MOSES LAKE — Samaritan Healthcare was running ahead of its budget targets at the end of November 2017, and the prospects for 2017 as a whole are looking positive. That was the conclusion of the monthly financial report given to Samaritan healthcare commissioners Tuesday.
“We’ll finish off the year very strong, in comparison to what we had budgeted,” said chief financial officer Alex Town.
Net income for November was $370,782, which was above the budget projection, Town said. For 2017 through November, the hospital and Samaritan Clinic generated $3.7 million in net revenue.
Overall, gross inpatient revenue – before any expenses are deducted – was above the budget target in November, at $17.9 million. Town said that’s the result of an increase in obstetrics and medical admissions. Samaritan Clinic revenue also was above budget and for the year through the end of November, the result of additional doctors, physician assistants and nurse practitioners at the clinic, Town said.
Outpatient revenue is below budget targets, however, both for November and for 2017 through November. Town said that’s due to fewer general surgeries and fewer OB/GYN procedures, which is due to fewer surgeons.
But neither public or private insurance actually pay what is billed, Town said. The hospital is paid at a rate of about 35 to 36 cents for each dollar billed, he said.
The hospital also provides care that it doesn’t get paid for at all: bad debt and charity care. By the end of November, Samaritan had provided $5.7 million in uncompensated care, Town said, which represented about 3 percent in gross patient revenue.
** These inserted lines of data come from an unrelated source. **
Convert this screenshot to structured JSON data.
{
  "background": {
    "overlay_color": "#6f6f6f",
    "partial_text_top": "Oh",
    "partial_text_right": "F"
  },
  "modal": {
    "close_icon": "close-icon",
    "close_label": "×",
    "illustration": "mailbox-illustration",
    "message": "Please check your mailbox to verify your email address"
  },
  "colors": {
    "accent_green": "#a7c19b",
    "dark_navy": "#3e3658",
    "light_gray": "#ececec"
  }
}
Increased revenue was accompanied by increased expenses. Expenses were up 3.5 percent over budget in November and 3.6 percent for 2017 through November. But, Town said, while expenses were above budget targets, total operating revenue was above budget targets too. For November it was $423,837, 6.9 percent over the budget target, while for the year through November it’s $2.4 million, 3.7 percent above budget target.
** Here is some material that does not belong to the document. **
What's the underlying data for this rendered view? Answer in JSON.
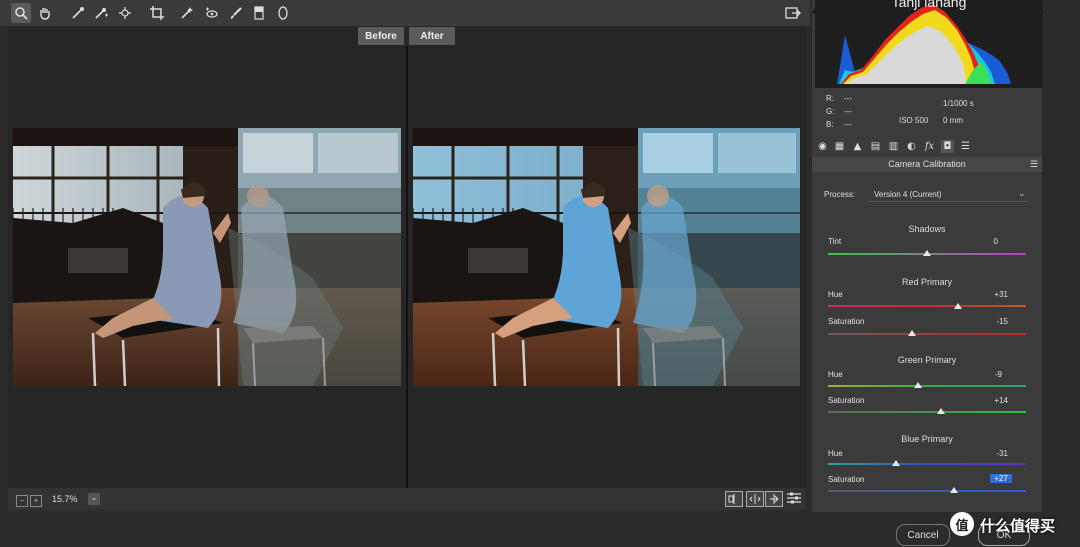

The hospital failed to meet its target for getting out bills, called days in accounts receivable. Town said hospital officials had contracted with an outside agency, but that it wasn’t easy to manage an outside vendor. As a result hospital officials will use hospital personnel to run that service.